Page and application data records
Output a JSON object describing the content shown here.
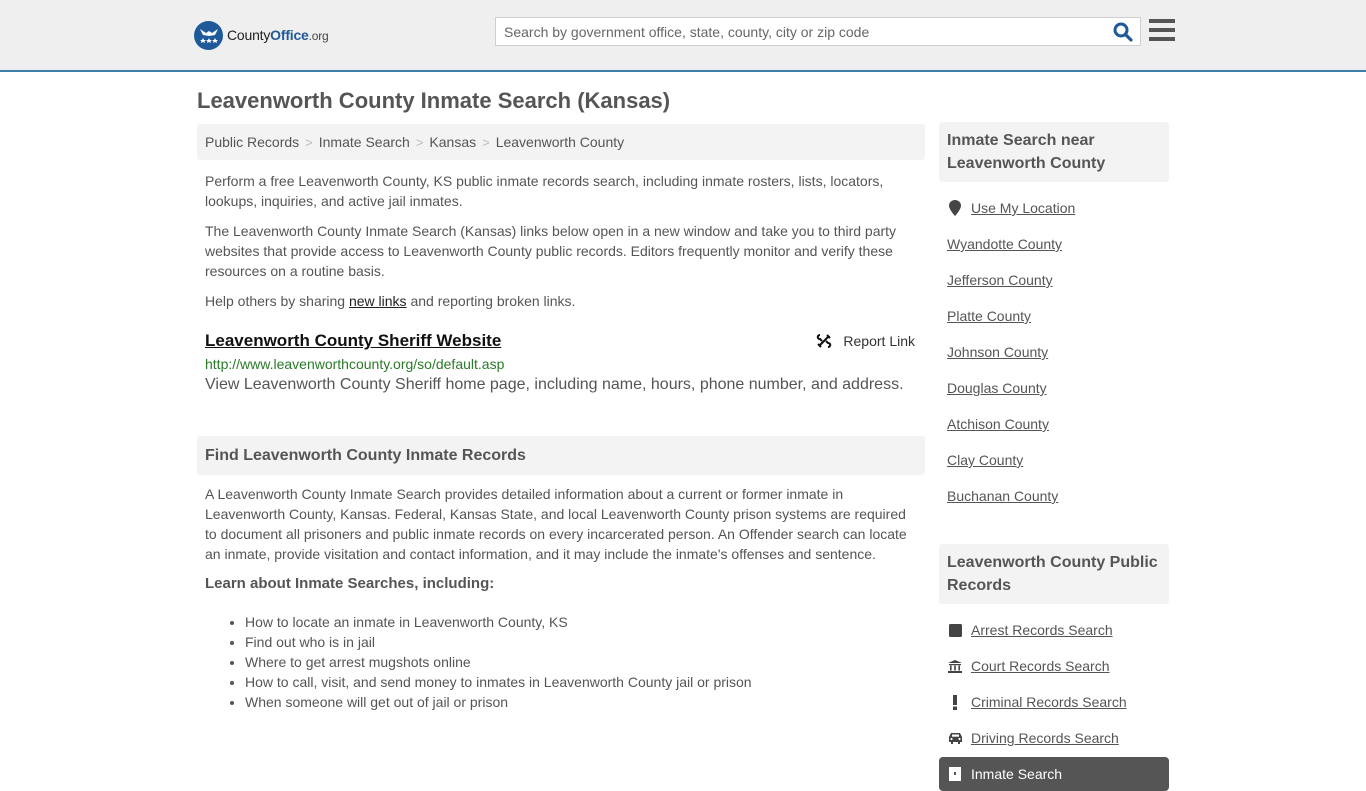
{
  "header": {
    "logo": {
      "county": "County",
      "office": "Office",
      "org": ".org"
    },
    "search_placeholder": "Search by government office, state, county, city or zip code",
    "search_icon": "search-icon",
    "menu_icon": "hamburger-menu-icon"
  },
  "page_title": "Leavenworth County Inmate Search (Kansas)",
  "breadcrumb": [
    {
      "label": "Public Records"
    },
    {
      "label": "Inmate Search"
    },
    {
      "label": "Kansas"
    },
    {
      "label": "Leavenworth County"
    }
  ],
  "intro": {
    "p1": "Perform a free Leavenworth County, KS public inmate records search, including inmate rosters, lists, locators, lookups, inquiries, and active jail inmates.",
    "p2": "The Leavenworth County Inmate Search (Kansas) links below open in a new window and take you to third party websites that provide access to Leavenworth County public records. Editors frequently monitor and verify these resources on a routine basis.",
    "p3_before": "Help others by sharing ",
    "p3_link": "new links",
    "p3_after": " and reporting broken links."
  },
  "listing": {
    "title": "Leavenworth County Sheriff Website",
    "url": "http://www.leavenworthcounty.org/so/default.asp",
    "description": "View Leavenworth County Sheriff home page, including name, hours, phone number, and address.",
    "report_label": "Report Link"
  },
  "find_section": {
    "heading": "Find Leavenworth County Inmate Records",
    "body": "A Leavenworth County Inmate Search provides detailed information about a current or former inmate in Leavenworth County, Kansas. Federal, Kansas State, and local Leavenworth County prison systems are required to document all prisoners and public inmate records on every incarcerated person. An Offender search can locate an inmate, provide visitation and contact information, and it may include the inmate's offenses and sentence.",
    "learn_heading": "Learn about Inmate Searches, including:",
    "bullets": [
      "How to locate an inmate in Leavenworth County, KS",
      "Find out who is in jail",
      "Where to get arrest mugshots online",
      "How to call, visit, and send money to inmates in Leavenworth County jail or prison",
      "When someone will get out of jail or prison"
    ]
  },
  "sidebar": {
    "near_heading": "Inmate Search near Leavenworth County",
    "use_location": "Use My Location",
    "counties": [
      "Wyandotte County",
      "Jefferson County",
      "Platte County",
      "Johnson County",
      "Douglas County",
      "Atchison County",
      "Clay County",
      "Buchanan County"
    ],
    "records_heading": "Leavenworth County Public Records",
    "records": [
      {
        "label": "Arrest Records Search",
        "icon": "square-icon"
      },
      {
        "label": "Court Records Search",
        "icon": "courthouse-icon"
      },
      {
        "label": "Criminal Records Search",
        "icon": "exclamation-icon"
      },
      {
        "label": "Driving Records Search",
        "icon": "car-icon"
      },
      {
        "label": "Inmate Search",
        "icon": "jail-door-icon",
        "active": true
      }
    ]
  },
  "colors": {
    "brand_blue": "#1e5a99",
    "header_border": "#3d7eaa",
    "url_green": "#2a7a2a",
    "active_item_bg": "#555555"
  }
}
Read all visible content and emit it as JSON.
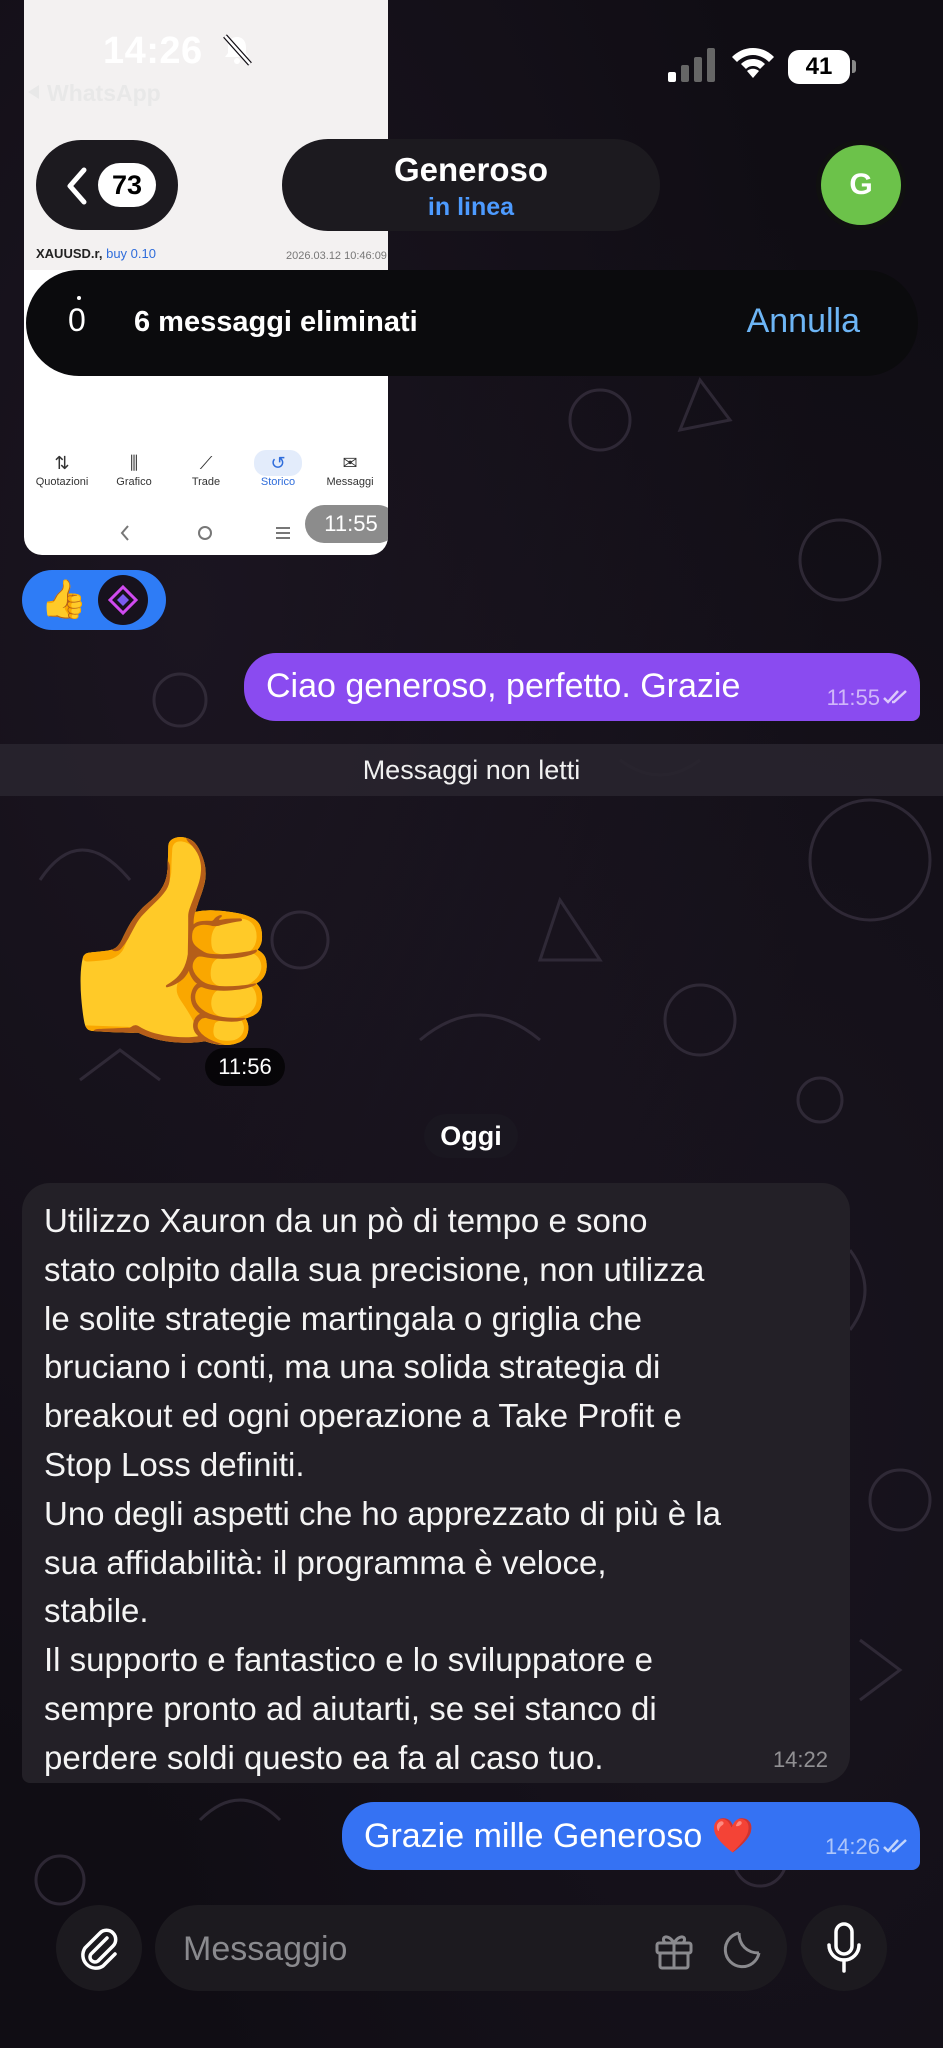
{
  "status_bar": {
    "time": "14:26",
    "back_app": "WhatsApp",
    "battery": "41"
  },
  "header": {
    "unread_count": "73",
    "contact_name": "Generoso",
    "contact_status": "in linea",
    "avatar_initial": "G"
  },
  "screenshot_message": {
    "rows": [
      {
        "symbol": "XAUUSD.r,",
        "side": "buy 0.10",
        "date": "2026.03.12 10:46:09"
      }
    ],
    "tabs": [
      {
        "label": "Quotazioni",
        "icon": "⇅"
      },
      {
        "label": "Grafico",
        "icon": "⫼"
      },
      {
        "label": "Trade",
        "icon": "⟋"
      },
      {
        "label": "Storico",
        "icon": "↺"
      },
      {
        "label": "Messaggi",
        "icon": "✉"
      }
    ],
    "time": "11:55"
  },
  "deleted_banner": {
    "counter": "0",
    "text": "6 messaggi eliminati",
    "undo": "Annulla"
  },
  "reaction": {
    "emoji": "👍"
  },
  "messages": {
    "out1": {
      "text": "Ciao generoso, perfetto. Grazie",
      "time": "11:55"
    },
    "unread_label": "Messaggi non letti",
    "sticker": {
      "emoji": "👍",
      "time": "11:56"
    },
    "date_chip": "Oggi",
    "in1": {
      "text": "Utilizzo Xauron da un pò di tempo e sono\nstato colpito dalla sua precisione, non utilizza\nle solite strategie martingala o griglia che\nbruciano i conti, ma una solida strategia di\nbreakout ed ogni operazione a Take Profit e\nStop Loss definiti.\nUno degli aspetti che ho apprezzato di più è la\nsua affidabilità: il programma è veloce,\nstabile.\nIl supporto e fantastico e lo sviluppatore e\nsempre pronto ad aiutarti, se sei stanco di\nperdere soldi questo ea fa al caso tuo.",
      "time": "14:22"
    },
    "out2": {
      "text": "Grazie mille Generoso ❤️",
      "time": "14:26"
    }
  },
  "composer": {
    "placeholder": "Messaggio"
  },
  "colors": {
    "outgoing_purple": "#8a4bf0",
    "outgoing_blue": "#3572f3",
    "link_blue": "#4d9bff",
    "avatar_green": "#6cc24a"
  }
}
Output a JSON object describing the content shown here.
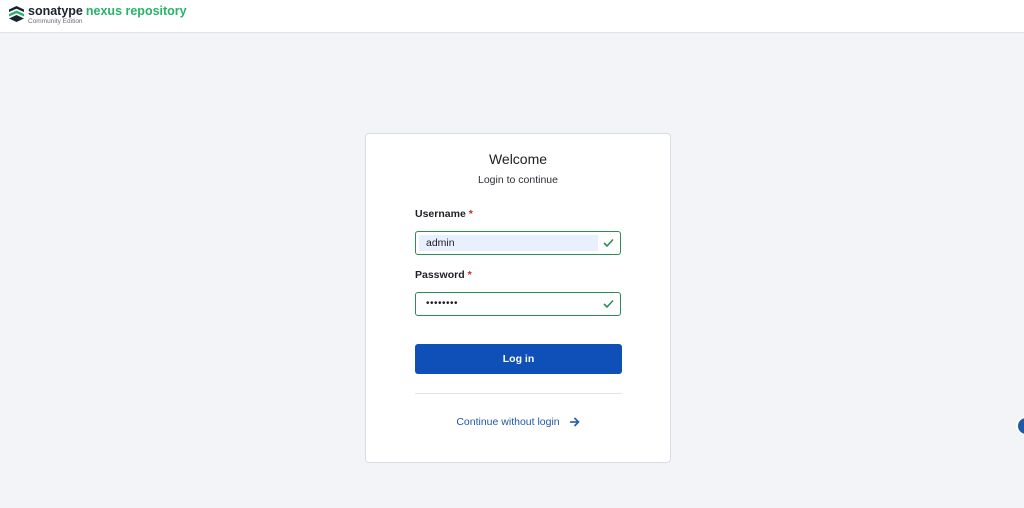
{
  "header": {
    "brand": "sonatype",
    "product": "nexus repository",
    "edition": "Community Edition"
  },
  "login": {
    "title": "Welcome",
    "subtitle": "Login to continue",
    "username_label": "Username",
    "username_value": "admin",
    "password_label": "Password",
    "password_value": "••••••••",
    "required_mark": "*",
    "login_button": "Log in",
    "continue_link": "Continue without login"
  },
  "colors": {
    "brand_green": "#27b36a",
    "primary_blue": "#0f4fb8",
    "link_blue": "#1f5aa6",
    "valid_green": "#2e8b57",
    "required_red": "#c62828"
  },
  "icons": {
    "logo": "sonatype-logo-icon",
    "valid": "check-icon",
    "continue": "arrow-right-icon"
  }
}
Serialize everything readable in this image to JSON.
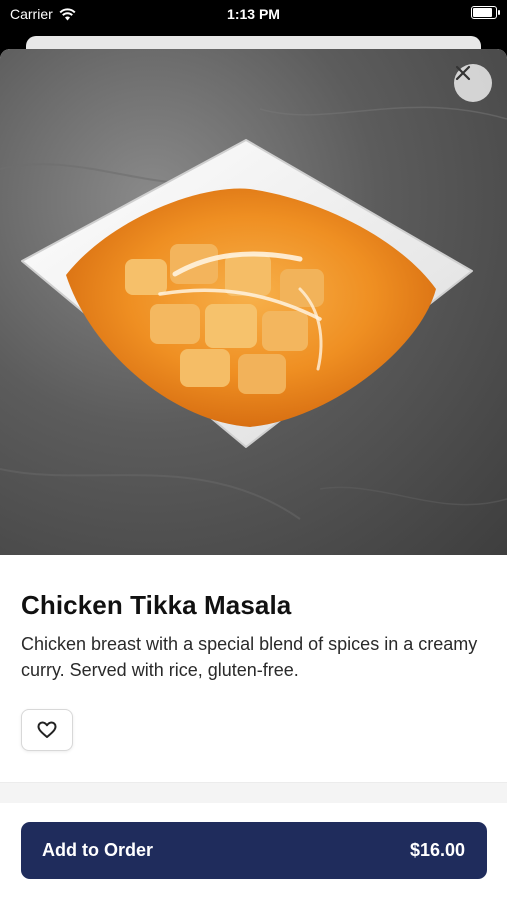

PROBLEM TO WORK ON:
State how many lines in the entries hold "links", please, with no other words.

EXERCISE OUTPUT:
3